Ned Scott platinum printing photo discovered

on Thursday, 03 May 2012. Posted in News

Ned Scott's favorite method of printing his negatives was to use platinum paper from the Platinotype Company in London. He felt that platinum paper was the truest representation of his negatives, and this was especially evident in the black tones in the images. Obtaining this paper was difficult as well as expensive. There was no representative or photo supply company in Los Angeles which carried the paper in stock. It was necessary to buy straight from the factory in London. It was the mid-thirties, and purchasing such a specialty item from London took time to organize. Purchase orders had to be executed in writing, and posting these in letter form was slow even with newly established overseas air mail routes. Paying customs fees or "duty" was 30% of the purchase price, and Ned Scott sought to avoid that whenever he could. Obstacles abounded for avid users of platinum paper, a factor which we cannot appreciate today. But Ned Scott persisted in his relentless quest for this excellent paper, and he purchased as much as he could prior to the closing of the Platinotype Company in June of 1937.

Connie McCabe, Head of Photograph Conservation at the National Museum of Art in Washington, D.C., has recently shared many of the particulars of platinum paper, particularly the warm japine black form. The Archive has supplied her with correspondence and documents from Ned Scott's platinotype file. She will be giving a talk on this subject at the May 11 meeting of the American Institute of Conservation in Albuquerque.

Printing platinum paper always involved the use of sunlight as the light source. These prints were not made in a darkroom.

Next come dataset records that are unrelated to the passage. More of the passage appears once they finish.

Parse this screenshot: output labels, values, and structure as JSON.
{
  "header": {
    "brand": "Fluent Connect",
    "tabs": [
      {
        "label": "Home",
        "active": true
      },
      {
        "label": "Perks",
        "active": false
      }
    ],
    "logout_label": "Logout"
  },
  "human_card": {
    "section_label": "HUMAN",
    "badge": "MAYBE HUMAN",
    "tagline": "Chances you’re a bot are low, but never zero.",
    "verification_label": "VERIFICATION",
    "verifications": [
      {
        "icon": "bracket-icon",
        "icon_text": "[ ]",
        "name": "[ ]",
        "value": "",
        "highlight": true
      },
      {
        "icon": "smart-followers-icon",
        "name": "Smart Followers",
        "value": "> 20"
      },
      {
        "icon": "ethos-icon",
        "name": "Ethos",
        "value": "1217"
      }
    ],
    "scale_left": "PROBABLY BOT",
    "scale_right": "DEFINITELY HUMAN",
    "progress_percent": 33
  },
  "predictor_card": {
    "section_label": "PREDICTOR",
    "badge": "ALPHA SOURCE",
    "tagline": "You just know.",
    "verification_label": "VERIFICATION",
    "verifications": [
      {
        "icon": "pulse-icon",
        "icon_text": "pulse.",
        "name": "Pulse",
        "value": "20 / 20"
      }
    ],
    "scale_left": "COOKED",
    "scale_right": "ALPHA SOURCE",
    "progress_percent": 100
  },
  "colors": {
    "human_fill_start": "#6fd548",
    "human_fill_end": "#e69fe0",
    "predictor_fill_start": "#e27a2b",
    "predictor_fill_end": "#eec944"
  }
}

Ned Scott platinum printing

Ned Scott laying out his Platinum Print holders for developing in the sun, 1940-41